Spending several vacations in New Mexico has given me real appreciation for the traditional flavors of the region. I'll spare you a complete recap, as I've previously drooled and blogged at length about my love affair with tamales, green chiles and posole. But it's time I introduced another (new) favorite, an ingredient I wasn't terribly familiar with, or at least cooking with; blue corn.
OK, first, because I'm a bit of a food-history geek, I thought I'd share with you a few tidbits. Blue corn is native to the Southwest, planted, cultivated, and harvested completely by hand, (because of a tendency for the fully loaded stalks to fall over in the fields). Consequently, it's more scarce and more expensive than white and yellow corn.
Blue corn, until recently, rarely appeared outside the Southwest. It's a staple of the Pueblo tribes, who grow it for themselves and use it to make a hot cereal called atole, various boiled breads and dumplings, tortillas and a very thin, many layered rolled bread (similar to phyllo dough) called paper bread.
Blue corn is higher in both protein and lysine than regular white or yellow corn. Besides being a major staple of the Native peoples it is also an important element in some religious rituals. It was believed that blue corn helped strengthen especially ill or pregnant women and was traditionally served before strenuous activities or preparing for journeys.

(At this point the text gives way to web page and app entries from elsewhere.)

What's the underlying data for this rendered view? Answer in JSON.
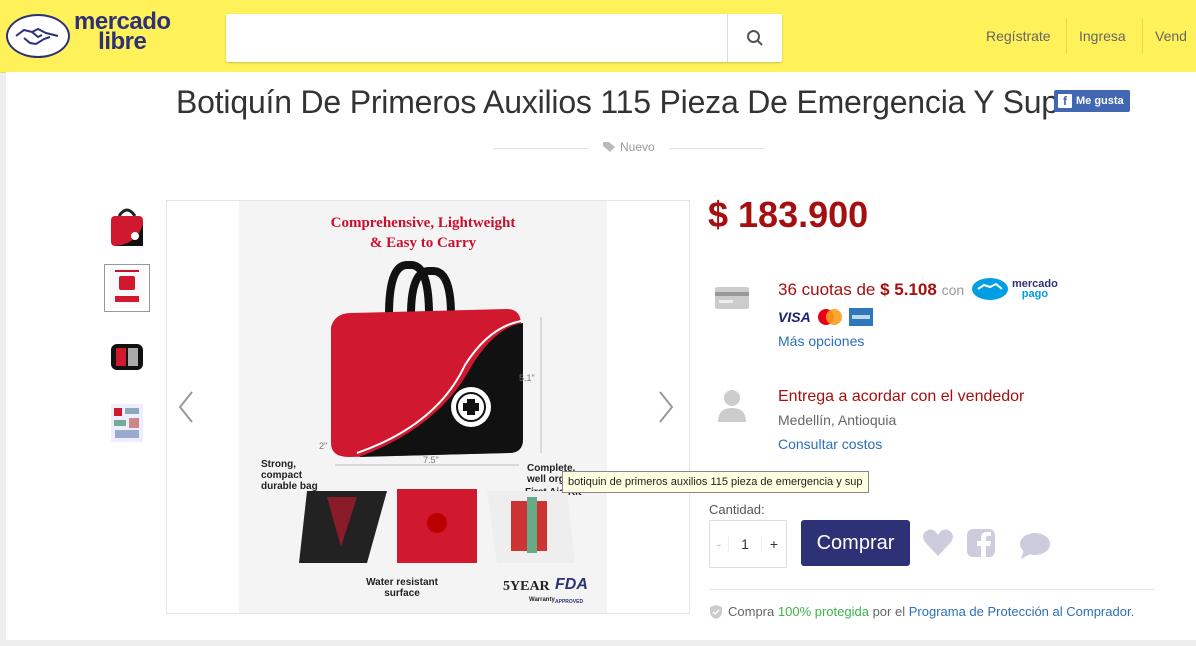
{
  "header": {
    "logo_line1": "mercado",
    "logo_line2": "libre",
    "search_placeholder": "",
    "nav": [
      "Regístrate",
      "Ingresa",
      "Vend"
    ]
  },
  "product": {
    "title": "Botiquín De Primeros Auxilios 115 Pieza De Emergencia Y Sup",
    "like_label": "Me gusta",
    "condition": "Nuevo",
    "price": "$ 183.900"
  },
  "image": {
    "heading_line1": "Comprehensive, Lightweight",
    "heading_line2": "& Easy to Carry",
    "label_strong": "Strong, compact durable bag",
    "label_complete": "Complete, well orga",
    "label_kit": "First Aid Kit",
    "label_water": "Water resistant surface",
    "dim_height": "5.1\"",
    "dim_width": "7.5\"",
    "dim_depth": "2\"",
    "badge_year": "5YEAR",
    "badge_warranty": "Warranty",
    "badge_fda": "FDA",
    "badge_approved": "APPROVED"
  },
  "tooltip": "botiquin de primeros auxilios 115 pieza de emergencia y sup",
  "payment": {
    "installments_prefix": "36 cuotas de",
    "installment_amount": "$ 5.108",
    "con": "con",
    "mp_line1": "mercado",
    "mp_line2": "pago",
    "visa": "VISA",
    "more_options": "Más opciones"
  },
  "shipping": {
    "title": "Entrega a acordar con el vendedor",
    "location": "Medellín, Antioquia",
    "costs_link": "Consultar costos"
  },
  "purchase": {
    "quantity_label": "Cantidad:",
    "quantity_minus": "-",
    "quantity_value": "1",
    "quantity_plus": "+",
    "buy_label": "Comprar"
  },
  "protection": {
    "prefix": "Compra",
    "percent": "100% protegida",
    "middle": "por el",
    "program": "Programa de Protección al Comprador."
  },
  "colors": {
    "header_bg": "#fff159",
    "brand_blue": "#2d3277",
    "price_red": "#a50f0f",
    "link_blue": "#2d6fb8",
    "green": "#39b54a"
  }
}
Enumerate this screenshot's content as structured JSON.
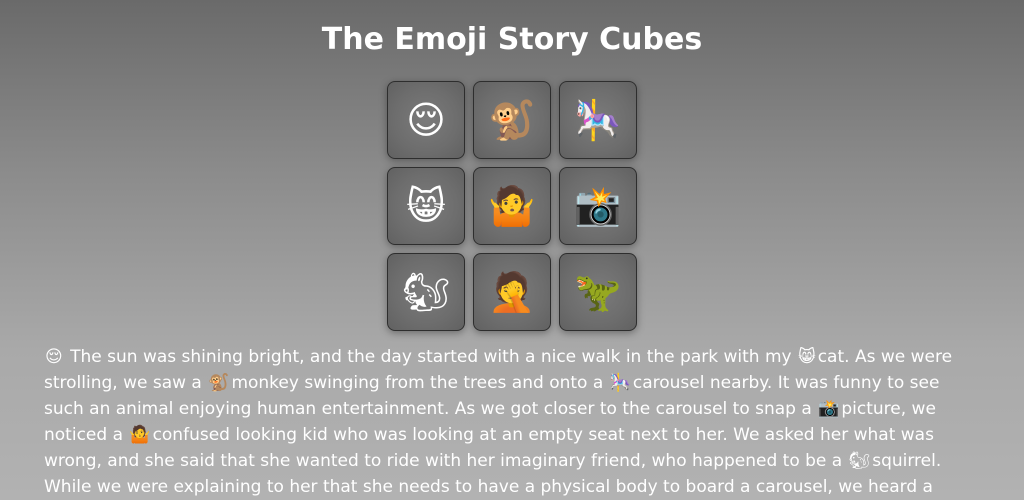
{
  "title": "The Emoji Story Cubes",
  "cubes": [
    {
      "emoji": "😌",
      "icon": "relieved-face-icon"
    },
    {
      "emoji": "🐒",
      "icon": "monkey-icon"
    },
    {
      "emoji": "🎠",
      "icon": "carousel-horse-icon"
    },
    {
      "emoji": "😸",
      "icon": "grinning-cat-icon"
    },
    {
      "emoji": "🤷",
      "icon": "person-shrugging-icon"
    },
    {
      "emoji": "📸",
      "icon": "camera-with-flash-icon"
    },
    {
      "emoji": "🐿",
      "icon": "chipmunk-icon"
    },
    {
      "emoji": "🤦",
      "icon": "person-facepalming-icon"
    },
    {
      "emoji": "🦖",
      "icon": "t-rex-icon"
    }
  ],
  "story": [
    {
      "type": "emoji",
      "value": "😌"
    },
    {
      "type": "text",
      "value": " The sun was shining bright, and the day started with a nice walk in the park with my "
    },
    {
      "type": "emoji",
      "value": "😸"
    },
    {
      "type": "text",
      "value": "cat. As we were strolling, we saw a "
    },
    {
      "type": "emoji",
      "value": "🐒"
    },
    {
      "type": "text",
      "value": "monkey swinging from the trees and onto a "
    },
    {
      "type": "emoji",
      "value": "🎠"
    },
    {
      "type": "text",
      "value": "carousel nearby. It was funny to see such an animal enjoying human entertainment. As we got closer to the carousel to snap a "
    },
    {
      "type": "emoji",
      "value": "📸"
    },
    {
      "type": "text",
      "value": "picture, we noticed a "
    },
    {
      "type": "emoji",
      "value": "🤷"
    },
    {
      "type": "text",
      "value": "confused looking kid who was looking at an empty seat next to her. We asked her what was wrong, and she said that she wanted to ride with her imaginary friend, who happened to be a "
    },
    {
      "type": "emoji",
      "value": "🐿"
    },
    {
      "type": "text",
      "value": "squirrel. While we were explaining to her that she needs to have a physical body to board a carousel, we heard a"
    }
  ]
}
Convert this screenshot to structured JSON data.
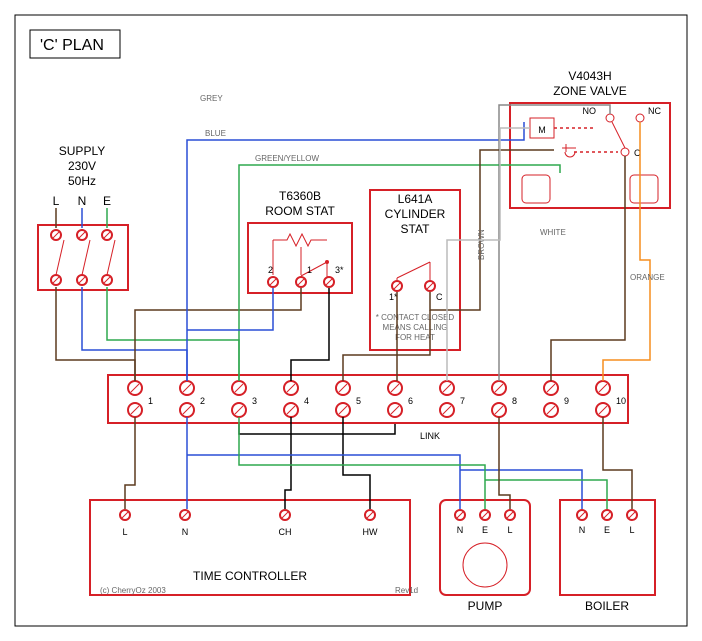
{
  "title": "'C' PLAN",
  "supply": {
    "label": "SUPPLY",
    "voltage": "230V",
    "freq": "50Hz",
    "L": "L",
    "N": "N",
    "E": "E"
  },
  "roomstat": {
    "label1": "T6360B",
    "label2": "ROOM STAT",
    "t1": "2",
    "t2": "1",
    "t3": "3*"
  },
  "cylstat": {
    "label1": "L641A",
    "label2": "CYLINDER",
    "label3": "STAT",
    "t1": "1*",
    "t2": "C",
    "note1": "* CONTACT CLOSED",
    "note2": "MEANS CALLING",
    "note3": "FOR HEAT"
  },
  "zone": {
    "label1": "V4043H",
    "label2": "ZONE VALVE",
    "M": "M",
    "NO": "NO",
    "NC": "NC",
    "C": "C"
  },
  "junction": {
    "t1": "1",
    "t2": "2",
    "t3": "3",
    "t4": "4",
    "t5": "5",
    "t6": "6",
    "t7": "7",
    "t8": "8",
    "t9": "9",
    "t10": "10",
    "link": "LINK"
  },
  "timectl": {
    "label": "TIME CONTROLLER",
    "L": "L",
    "N": "N",
    "CH": "CH",
    "HW": "HW"
  },
  "pump": {
    "label": "PUMP",
    "N": "N",
    "E": "E",
    "L": "L"
  },
  "boiler": {
    "label": "BOILER",
    "N": "N",
    "E": "E",
    "L": "L"
  },
  "wirecolor": {
    "grey": "GREY",
    "blue": "BLUE",
    "gy": "GREEN/YELLOW",
    "brown": "BROWN",
    "white": "WHITE",
    "orange": "ORANGE"
  },
  "meta": {
    "copyright": "(c) CherryOz 2003",
    "rev": "Rev1d"
  }
}
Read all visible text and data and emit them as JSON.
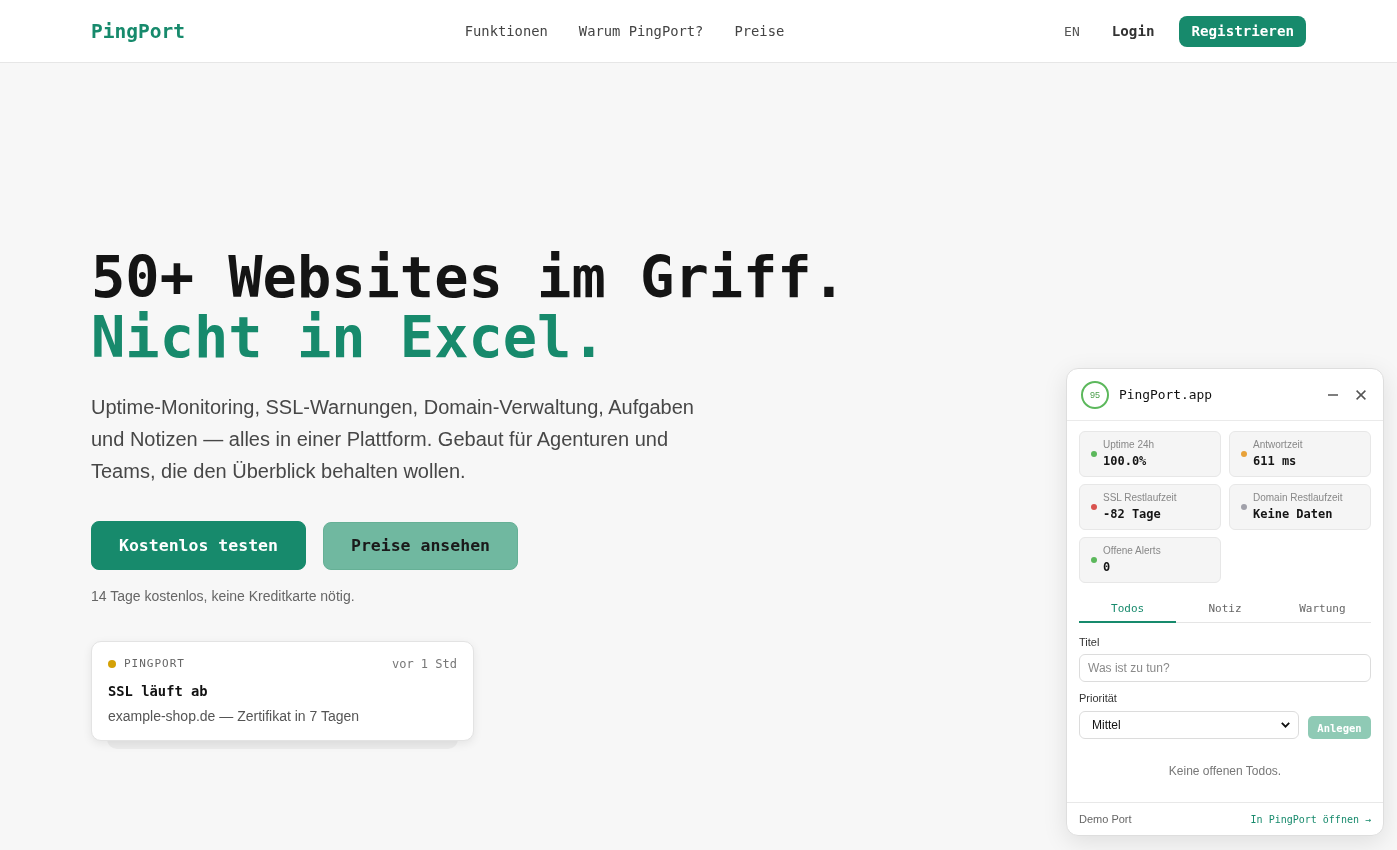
{
  "header": {
    "logo": "PingPort",
    "nav": [
      "Funktionen",
      "Warum PingPort?",
      "Preise"
    ],
    "language": "EN",
    "login": "Login",
    "signup": "Registrieren"
  },
  "hero": {
    "headline": "50+ Websites im Griff.",
    "headline_accent": "Nicht in Excel.",
    "description": "Uptime-Monitoring, SSL-Warnungen, Domain-Verwaltung, Aufgaben und Notizen — alles in einer Plattform. Gebaut für Agenturen und Teams, die den Überblick behalten wollen.",
    "buttons": [
      {
        "label": "Kostenlos testen",
        "kind": "primary"
      },
      {
        "label": "Preise ansehen",
        "kind": "secondary"
      }
    ],
    "note": "14 Tage kostenlos, keine Kreditkarte nötig."
  },
  "notification": {
    "source": "PINGPORT",
    "time": "vor 1 Std",
    "title": "SSL läuft ab",
    "message": "example-shop.de — Zertifikat in 7 Tagen"
  },
  "widget": {
    "score": "95",
    "title": "PingPort.app",
    "metrics": [
      {
        "label": "Uptime 24h",
        "value": "100.0%",
        "color": "#5cb85c"
      },
      {
        "label": "Antwortzeit",
        "value": "611 ms",
        "color": "#e8a23a"
      },
      {
        "label": "SSL Restlaufzeit",
        "value": "-82 Tage",
        "color": "#d9534f"
      },
      {
        "label": "Domain Restlaufzeit",
        "value": "Keine Daten",
        "color": "#a1a1aa"
      },
      {
        "label": "Offene Alerts",
        "value": "0",
        "color": "#5cb85c"
      }
    ],
    "tabs": [
      {
        "label": "Todos",
        "selected": true
      },
      {
        "label": "Notiz",
        "selected": false
      },
      {
        "label": "Wartung",
        "selected": false
      }
    ],
    "form": {
      "title_label": "Titel",
      "title_placeholder": "Was ist zu tun?",
      "priority_label": "Priorität",
      "priority_value": "Mittel",
      "submit": {
        "label": "Anlegen",
        "disabled": true
      }
    },
    "empty_message": "Keine offenen Todos.",
    "footer": {
      "workspace": "Demo Port",
      "link": "In PingPort öffnen →"
    }
  }
}
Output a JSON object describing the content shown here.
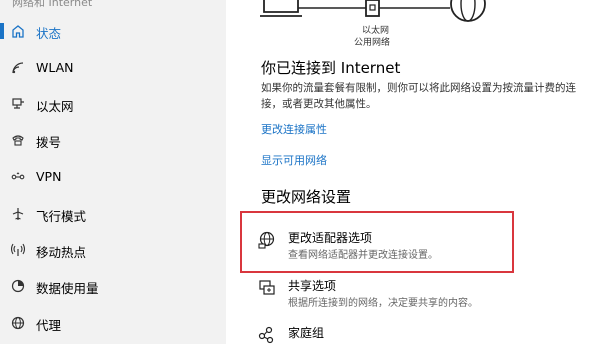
{
  "sidebar": {
    "header": "网络和 Internet",
    "items": [
      {
        "label": "状态",
        "icon": "home-icon",
        "active": true
      },
      {
        "label": "WLAN",
        "icon": "wifi-icon"
      },
      {
        "label": "以太网",
        "icon": "ethernet-icon"
      },
      {
        "label": "拨号",
        "icon": "dialup-icon"
      },
      {
        "label": "VPN",
        "icon": "vpn-icon"
      },
      {
        "label": "飞行模式",
        "icon": "airplane-icon"
      },
      {
        "label": "移动热点",
        "icon": "hotspot-icon"
      },
      {
        "label": "数据使用量",
        "icon": "data-usage-icon"
      },
      {
        "label": "代理",
        "icon": "globe-icon"
      }
    ]
  },
  "diagram": {
    "adapter_name": "以太网",
    "network_type": "公用网络"
  },
  "status": {
    "heading": "你已连接到 Internet",
    "description": "如果你的流量套餐有限制，则你可以将此网络设置为按流量计费的连接，或者更改其他属性。"
  },
  "links": {
    "change_properties": "更改连接属性",
    "show_networks": "显示可用网络"
  },
  "change_section": {
    "heading": "更改网络设置",
    "options": [
      {
        "title": "更改适配器选项",
        "desc": "查看网络适配器并更改连接设置。",
        "icon": "adapter-icon"
      },
      {
        "title": "共享选项",
        "desc": "根据所连接到的网络，决定要共享的内容。",
        "icon": "sharing-icon"
      },
      {
        "title": "家庭组",
        "desc": "",
        "icon": "homegroup-icon"
      }
    ]
  },
  "colors": {
    "accent": "#1a73c6",
    "highlight_border": "#d9363e",
    "sidebar_bg": "#f2f2f2"
  }
}
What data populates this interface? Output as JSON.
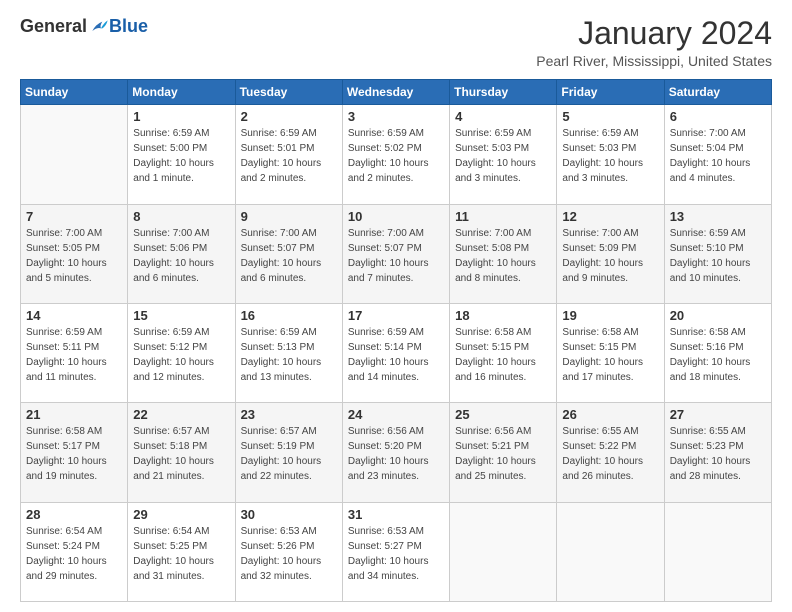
{
  "logo": {
    "general": "General",
    "blue": "Blue"
  },
  "header": {
    "month": "January 2024",
    "location": "Pearl River, Mississippi, United States"
  },
  "weekdays": [
    "Sunday",
    "Monday",
    "Tuesday",
    "Wednesday",
    "Thursday",
    "Friday",
    "Saturday"
  ],
  "weeks": [
    [
      {
        "day": "",
        "info": ""
      },
      {
        "day": "1",
        "info": "Sunrise: 6:59 AM\nSunset: 5:00 PM\nDaylight: 10 hours\nand 1 minute."
      },
      {
        "day": "2",
        "info": "Sunrise: 6:59 AM\nSunset: 5:01 PM\nDaylight: 10 hours\nand 2 minutes."
      },
      {
        "day": "3",
        "info": "Sunrise: 6:59 AM\nSunset: 5:02 PM\nDaylight: 10 hours\nand 2 minutes."
      },
      {
        "day": "4",
        "info": "Sunrise: 6:59 AM\nSunset: 5:03 PM\nDaylight: 10 hours\nand 3 minutes."
      },
      {
        "day": "5",
        "info": "Sunrise: 6:59 AM\nSunset: 5:03 PM\nDaylight: 10 hours\nand 3 minutes."
      },
      {
        "day": "6",
        "info": "Sunrise: 7:00 AM\nSunset: 5:04 PM\nDaylight: 10 hours\nand 4 minutes."
      }
    ],
    [
      {
        "day": "7",
        "info": "Sunrise: 7:00 AM\nSunset: 5:05 PM\nDaylight: 10 hours\nand 5 minutes."
      },
      {
        "day": "8",
        "info": "Sunrise: 7:00 AM\nSunset: 5:06 PM\nDaylight: 10 hours\nand 6 minutes."
      },
      {
        "day": "9",
        "info": "Sunrise: 7:00 AM\nSunset: 5:07 PM\nDaylight: 10 hours\nand 6 minutes."
      },
      {
        "day": "10",
        "info": "Sunrise: 7:00 AM\nSunset: 5:07 PM\nDaylight: 10 hours\nand 7 minutes."
      },
      {
        "day": "11",
        "info": "Sunrise: 7:00 AM\nSunset: 5:08 PM\nDaylight: 10 hours\nand 8 minutes."
      },
      {
        "day": "12",
        "info": "Sunrise: 7:00 AM\nSunset: 5:09 PM\nDaylight: 10 hours\nand 9 minutes."
      },
      {
        "day": "13",
        "info": "Sunrise: 6:59 AM\nSunset: 5:10 PM\nDaylight: 10 hours\nand 10 minutes."
      }
    ],
    [
      {
        "day": "14",
        "info": "Sunrise: 6:59 AM\nSunset: 5:11 PM\nDaylight: 10 hours\nand 11 minutes."
      },
      {
        "day": "15",
        "info": "Sunrise: 6:59 AM\nSunset: 5:12 PM\nDaylight: 10 hours\nand 12 minutes."
      },
      {
        "day": "16",
        "info": "Sunrise: 6:59 AM\nSunset: 5:13 PM\nDaylight: 10 hours\nand 13 minutes."
      },
      {
        "day": "17",
        "info": "Sunrise: 6:59 AM\nSunset: 5:14 PM\nDaylight: 10 hours\nand 14 minutes."
      },
      {
        "day": "18",
        "info": "Sunrise: 6:58 AM\nSunset: 5:15 PM\nDaylight: 10 hours\nand 16 minutes."
      },
      {
        "day": "19",
        "info": "Sunrise: 6:58 AM\nSunset: 5:15 PM\nDaylight: 10 hours\nand 17 minutes."
      },
      {
        "day": "20",
        "info": "Sunrise: 6:58 AM\nSunset: 5:16 PM\nDaylight: 10 hours\nand 18 minutes."
      }
    ],
    [
      {
        "day": "21",
        "info": "Sunrise: 6:58 AM\nSunset: 5:17 PM\nDaylight: 10 hours\nand 19 minutes."
      },
      {
        "day": "22",
        "info": "Sunrise: 6:57 AM\nSunset: 5:18 PM\nDaylight: 10 hours\nand 21 minutes."
      },
      {
        "day": "23",
        "info": "Sunrise: 6:57 AM\nSunset: 5:19 PM\nDaylight: 10 hours\nand 22 minutes."
      },
      {
        "day": "24",
        "info": "Sunrise: 6:56 AM\nSunset: 5:20 PM\nDaylight: 10 hours\nand 23 minutes."
      },
      {
        "day": "25",
        "info": "Sunrise: 6:56 AM\nSunset: 5:21 PM\nDaylight: 10 hours\nand 25 minutes."
      },
      {
        "day": "26",
        "info": "Sunrise: 6:55 AM\nSunset: 5:22 PM\nDaylight: 10 hours\nand 26 minutes."
      },
      {
        "day": "27",
        "info": "Sunrise: 6:55 AM\nSunset: 5:23 PM\nDaylight: 10 hours\nand 28 minutes."
      }
    ],
    [
      {
        "day": "28",
        "info": "Sunrise: 6:54 AM\nSunset: 5:24 PM\nDaylight: 10 hours\nand 29 minutes."
      },
      {
        "day": "29",
        "info": "Sunrise: 6:54 AM\nSunset: 5:25 PM\nDaylight: 10 hours\nand 31 minutes."
      },
      {
        "day": "30",
        "info": "Sunrise: 6:53 AM\nSunset: 5:26 PM\nDaylight: 10 hours\nand 32 minutes."
      },
      {
        "day": "31",
        "info": "Sunrise: 6:53 AM\nSunset: 5:27 PM\nDaylight: 10 hours\nand 34 minutes."
      },
      {
        "day": "",
        "info": ""
      },
      {
        "day": "",
        "info": ""
      },
      {
        "day": "",
        "info": ""
      }
    ]
  ]
}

Blue corn meal or flour has a coarser, sweeter and nuttier taste than other types of flour corns. It is the basis for many traditional Native American foods and recipes, though most common in blue corn tortillas. Now, of course, you can find blue corn products in most every tourist shop in New Mexico.
As with the color of red onions or red cabbage, the color of blue corn is quite sensitive to the effects of akaline substances such as baking soda (or the lime or ash water used by Southwest Indians), dough made with blue cornmeal turns darker blue to greenish. In contact with an acid, like as vinegar, it develops a deep violet to purple cast. Science fun in the kitchen! Yay!
Out of curiosity, I brought some beautiful purple-ish blue corn meal back last time I visited, and have been experimenting with it ever since. (The above pic is from the Farmer's Market, I didn't bring back whole ears of corn, I'm not THAT adventurous!).
Here, then, is my latest blue corn creation, Blue Corn Waffles, a huge hit with my kids on the first day of school, finished off with a silky smooth seedless black-raspberry sauce. (The seeds get in my daughter's braces. You can't have seedy braces on the first day of school after all!!).
I added a few nuts for extra protein, and because they enhance the natural nutty flavor of the corn meal (pecans and piñons are native to NM as well) These didn't cook up as brown as regular waffles, in fact the blue flecks make them look a tad on the anaemic side, but not to fear, these are splendidly DELICIOUS!!
New Mexico Inspired Blue Corn Waffles
3/4 cup whole wheat flour (pastry flour preferred)
1/2 cup cornmeal
2 tbsp. finely chopped or ground pecans, piñons or any nuts of your choice
1 teaspoon salt
2 teaspoons baking powder
1 cup soy milk (may need more)
1 tablespoon canola oil
Preheat waffle iron. We have one of those Belgian Waffle makers that produces extra thick waffles, but any kind works...
Mix dry ingredients into a bowl (or batter bowl with pouring spout). Add soy milk and oil and stir gently until well mixed. If batter is not a good ladling/pouring consistency, add a little water or soy milk. Pour into waffle maker, and bake until golden and crisp. Serve immediately with maple syrup or fruit sauce.
Fresh Raspberry Sauce
3 cups fresh raspberries, or 3 (10-ounce) packages frozen raspberries, thawed, make SURE to keep whatever juices are in the thawed berries.
2 Tablespoons sugar
1 Tablespoon fresh lemon juice
4 tsp. cornstarch
1/4 cup water, orange juice, pomegranite juice, red wine, whatever. (I use water or OJ for my kids)
1. Purée raspberries, and any berry juice in blender or food processor fitted with metal blade. Blend until berries are well crushed, but don't over blend or you'll blend the seeds into fine grit. Press purée into small bowl through mesh sieve with back of spoon to remove seeds. Yes, this is time consuming and feels a bit wasteful. But for my kids... hey...
Add water to make 2 1/2 cups. (I pour the water through the strainer to get any last bits of pulp).
2. Stir in sugar and lemon juice to taste. Stir until sugar dissolves. Dilute with reserved juice, if desired.
3. Mix cornstarch with 1/4 cup water, red wine or orange juice.
Heat berry puree to a boil, watching carefully and stirring as needed, once it boils, it will boil over VERY fast. As soon as it boils, add cornstarch mixture and lower heat to med-high. Whisk until it comes back to a boil, thickens, and is not cloudy - should take just a minute.
4. Remove from heat, cool a bit (if you can stand it) serve over waffles, cake, ice cream, pancakes, biscuits, shortcake, anything.